Source data
* * * * *

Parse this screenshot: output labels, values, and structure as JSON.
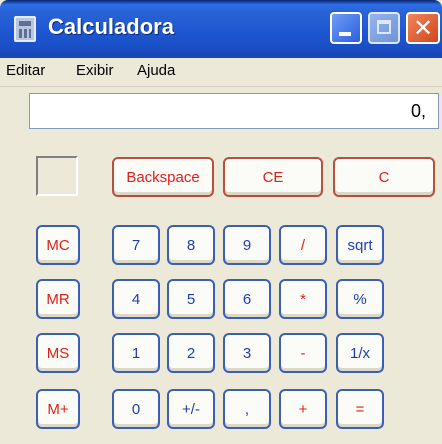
{
  "window": {
    "title": "Calculadora"
  },
  "menu": [
    "Editar",
    "Exibir",
    "Ajuda"
  ],
  "display": {
    "value": "0,"
  },
  "keys": {
    "backspace": "Backspace",
    "ce": "CE",
    "c": "C",
    "mc": "MC",
    "mr": "MR",
    "ms": "MS",
    "mplus": "M+",
    "k7": "7",
    "k8": "8",
    "k9": "9",
    "div": "/",
    "sqrt": "sqrt",
    "k4": "4",
    "k5": "5",
    "k6": "6",
    "mul": "*",
    "pct": "%",
    "k1": "1",
    "k2": "2",
    "k3": "3",
    "sub": "-",
    "inv": "1/x",
    "k0": "0",
    "sign": "+/-",
    "dec": ",",
    "add": "+",
    "eq": "="
  },
  "colors": {
    "red_key": "#e0201a",
    "blue_key": "#1f3fb1",
    "window_bg": "#ECE9D8",
    "titlebar": "#1f57d2"
  },
  "icons": [
    "calculator-icon",
    "minimize-icon",
    "maximize-icon",
    "close-icon"
  ]
}
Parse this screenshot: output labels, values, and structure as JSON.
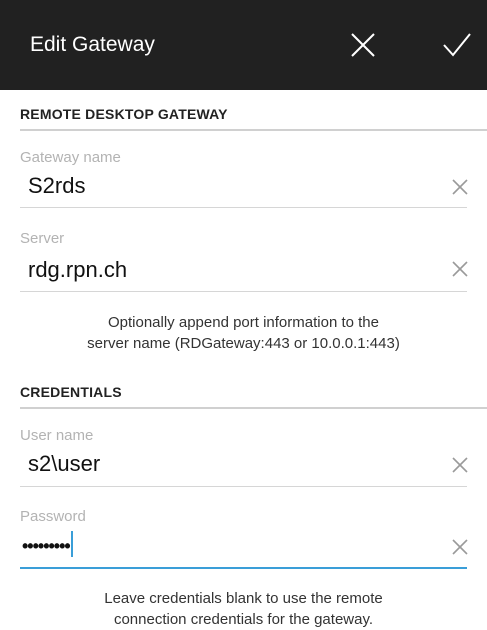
{
  "appbar": {
    "title": "Edit Gateway",
    "cancel_icon": "close-icon",
    "confirm_icon": "check-icon",
    "background": "#212121"
  },
  "gateway_section": {
    "header": "REMOTE DESKTOP GATEWAY",
    "gateway_name": {
      "label": "Gateway name",
      "value": "S2rds"
    },
    "server": {
      "label": "Server",
      "value": "rdg.rpn.ch"
    },
    "hint": [
      "Optionally append port information to the",
      "server name (RDGateway:443 or 10.0.0.1:443)"
    ]
  },
  "credentials_section": {
    "header": "CREDENTIALS",
    "user_name": {
      "label": "User name",
      "value": "s2\\user"
    },
    "password": {
      "label": "Password",
      "value": "•••••••••"
    },
    "hint": [
      "Leave credentials blank to use the remote",
      "connection credentials for the gateway."
    ]
  },
  "colors": {
    "accent": "#3a9ed8",
    "label_gray": "#b3b3b3",
    "divider": "#d0d0d0"
  }
}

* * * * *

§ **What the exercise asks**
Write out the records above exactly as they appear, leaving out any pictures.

§ **Task solution**
Parse this screenshot: output labels, values, and structure as JSON.
{
  "window": {
    "title": "Calculadora"
  },
  "menu": [
    "Editar",
    "Exibir",
    "Ajuda"
  ],
  "display": {
    "value": "0,"
  },
  "keys": {
    "backspace": "Backspace",
    "ce": "CE",
    "c": "C",
    "mc": "MC",
    "mr": "MR",
    "ms": "MS",
    "mplus": "M+",
    "k7": "7",
    "k8": "8",
    "k9": "9",
    "div": "/",
    "sqrt": "sqrt",
    "k4": "4",
    "k5": "5",
    "k6": "6",
    "mul": "*",
    "pct": "%",
    "k1": "1",
    "k2": "2",
    "k3": "3",
    "sub": "-",
    "inv": "1/x",
    "k0": "0",
    "sign": "+/-",
    "dec": ",",
    "add": "+",
    "eq": "="
  },
  "colors": {
    "red_key": "#e0201a",
    "blue_key": "#1f3fb1",
    "window_bg": "#ECE9D8",
    "titlebar": "#1f57d2"
  },
  "icons": [
    "calculator-icon",
    "minimize-icon",
    "maximize-icon",
    "close-icon"
  ]
}
Parse this screenshot: output labels, values, and structure as JSON.
{
  "appbar": {
    "title": "Edit Gateway",
    "cancel_icon": "close-icon",
    "confirm_icon": "check-icon",
    "background": "#212121"
  },
  "gateway_section": {
    "header": "REMOTE DESKTOP GATEWAY",
    "gateway_name": {
      "label": "Gateway name",
      "value": "S2rds"
    },
    "server": {
      "label": "Server",
      "value": "rdg.rpn.ch"
    },
    "hint": [
      "Optionally append port information to the",
      "server name (RDGateway:443 or 10.0.0.1:443)"
    ]
  },
  "credentials_section": {
    "header": "CREDENTIALS",
    "user_name": {
      "label": "User name",
      "value": "s2\\user"
    },
    "password": {
      "label": "Password",
      "value": "•••••••••"
    },
    "hint": [
      "Leave credentials blank to use the remote",
      "connection credentials for the gateway."
    ]
  },
  "colors": {
    "accent": "#3a9ed8",
    "label_gray": "#b3b3b3",
    "divider": "#d0d0d0"
  }
}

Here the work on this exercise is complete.